“It is alright.”

In this format, it is fine. It is referring to an action. Now in the situation I described earlier, a verb like 出来る which denotes the ability to complete a task or knowledge of a skill could have been used.

Or hell, maybe I overthought the entire situation and it really was just a genuine question of concern over not being able to pick up a slice of purple vegan sushi with cheap wooden chopsticks.


That night, I went home and literally Googled how to use chopsticks. I came across a video on RocketNews24 in 360p that demonstrated the agreed upon correct way to use chopsticks in Japan. I practiced with those old wooden Chinese chopsticks in my utensil drawer at home until my hand was sore.

Next event involving food at work, I showed off my skills gingerly. I sat up straight and tried to emulate a swan, graceful in my movements and daintily clumping sticky rice into balls to plop into my mouth.

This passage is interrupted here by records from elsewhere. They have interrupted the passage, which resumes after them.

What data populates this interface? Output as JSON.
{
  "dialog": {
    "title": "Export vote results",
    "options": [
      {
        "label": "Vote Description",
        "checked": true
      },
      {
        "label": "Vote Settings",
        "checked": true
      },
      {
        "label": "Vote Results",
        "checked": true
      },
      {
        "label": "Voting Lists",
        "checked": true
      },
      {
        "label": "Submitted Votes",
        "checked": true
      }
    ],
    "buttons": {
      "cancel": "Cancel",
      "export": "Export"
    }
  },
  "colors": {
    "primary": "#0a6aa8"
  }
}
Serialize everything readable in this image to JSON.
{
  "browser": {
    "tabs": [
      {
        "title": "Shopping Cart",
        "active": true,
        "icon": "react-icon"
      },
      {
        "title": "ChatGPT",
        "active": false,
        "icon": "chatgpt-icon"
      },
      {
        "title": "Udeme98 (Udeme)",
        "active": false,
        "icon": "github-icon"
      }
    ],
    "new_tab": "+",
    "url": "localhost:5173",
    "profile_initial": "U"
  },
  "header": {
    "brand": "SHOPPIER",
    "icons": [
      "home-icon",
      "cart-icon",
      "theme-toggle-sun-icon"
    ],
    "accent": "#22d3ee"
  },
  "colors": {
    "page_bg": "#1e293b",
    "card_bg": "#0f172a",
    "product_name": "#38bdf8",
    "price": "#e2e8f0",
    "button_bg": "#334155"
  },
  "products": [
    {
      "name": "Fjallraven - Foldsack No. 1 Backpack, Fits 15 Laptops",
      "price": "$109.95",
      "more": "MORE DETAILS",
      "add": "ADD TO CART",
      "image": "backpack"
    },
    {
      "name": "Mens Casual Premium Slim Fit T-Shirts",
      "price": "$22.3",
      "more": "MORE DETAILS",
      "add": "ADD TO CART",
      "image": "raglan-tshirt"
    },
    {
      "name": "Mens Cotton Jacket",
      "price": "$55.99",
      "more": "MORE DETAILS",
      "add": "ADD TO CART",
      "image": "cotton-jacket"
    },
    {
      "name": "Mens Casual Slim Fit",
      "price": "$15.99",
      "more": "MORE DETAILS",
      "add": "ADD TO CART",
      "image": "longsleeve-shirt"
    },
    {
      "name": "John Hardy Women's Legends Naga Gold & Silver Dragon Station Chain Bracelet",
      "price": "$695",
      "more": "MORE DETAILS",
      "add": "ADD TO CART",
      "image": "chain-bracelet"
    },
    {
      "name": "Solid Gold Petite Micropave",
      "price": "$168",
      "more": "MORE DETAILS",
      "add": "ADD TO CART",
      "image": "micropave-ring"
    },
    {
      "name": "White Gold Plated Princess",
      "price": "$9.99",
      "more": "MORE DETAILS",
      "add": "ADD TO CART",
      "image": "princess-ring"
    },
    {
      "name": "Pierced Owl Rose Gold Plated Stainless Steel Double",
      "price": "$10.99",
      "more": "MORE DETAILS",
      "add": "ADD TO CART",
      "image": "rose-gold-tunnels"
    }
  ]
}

Once I was alone, I placed my chopsticks down to give my hand a rest. For some reason, my American hands were determined to resist the proper way. For the remainder of my time at the company, I never received another disapproving glance when using chopsticks. My usage no longer set off internal radars that boiled over to subdued glances of inner fury.

Japanese language and culture relies heavily on context and nonverbal cues. I’ve also heard that this is true for other East Asian cultures but I do not have first-hand experiences to speak upon that prevalent belief.

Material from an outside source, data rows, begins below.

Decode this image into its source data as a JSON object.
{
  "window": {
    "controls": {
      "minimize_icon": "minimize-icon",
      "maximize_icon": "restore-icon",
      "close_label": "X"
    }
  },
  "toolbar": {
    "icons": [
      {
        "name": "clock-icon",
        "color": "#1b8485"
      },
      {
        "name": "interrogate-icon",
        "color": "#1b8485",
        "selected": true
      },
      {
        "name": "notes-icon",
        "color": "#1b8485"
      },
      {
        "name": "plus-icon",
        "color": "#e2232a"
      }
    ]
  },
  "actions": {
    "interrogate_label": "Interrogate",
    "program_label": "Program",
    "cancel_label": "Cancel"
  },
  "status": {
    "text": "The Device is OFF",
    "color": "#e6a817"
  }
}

So, what was the point of this self-deprecating retelling of a cultural mishap in relation to the Gaijin Smash I wrote of earlier?

I mean it to be a cautionary tale.

Wry tone aside, if you do ever travel to Japan, or any country foreign to your own – it is best to try to learn a bit of the local customs. It will go a long way, even if you don’t think it will.

In my case of working at a cultural center, the Gaijin Smash stopped being an option long ago.

I’ve noticed that when you truly immerse yourself in a culture, you will try your best to not offend and assimilate. This is common knowledge, yes, but it was not common knowledge to me in regards to how I was already perceived by my co-workers. I was perceived to essentially know better than to feign ignorance in something so basic in most Pan-Asian cultures.

I was perceived as someone who tried their best at having social fluency in Japanese culture and lost face by having no knowledge of how to fundamentally break bread.

If I went to Japan tomorrow and ordered a bowl of ramen, would I be looked down upon if I misused my chopsticks and did not slurp loudly to show my appreciation for the food in front of me?

Probably not, I am just another tourist gaijin.

Gaijin smash rules would be in effect.

If there was ramen brought to the workplace, would I find my co-workers slurping loudly? Probably not, no. At least not in my presence. That is not American culture, but properly holding chopsticks would be a must. It is that simple dichotomy that taught me the difference between when and where not to try to employ Gaijin Smash while at the cultural center.

It taught me the importance of self-examination and questioned my own sense of cultural integrity – a lesson I will not soon forget.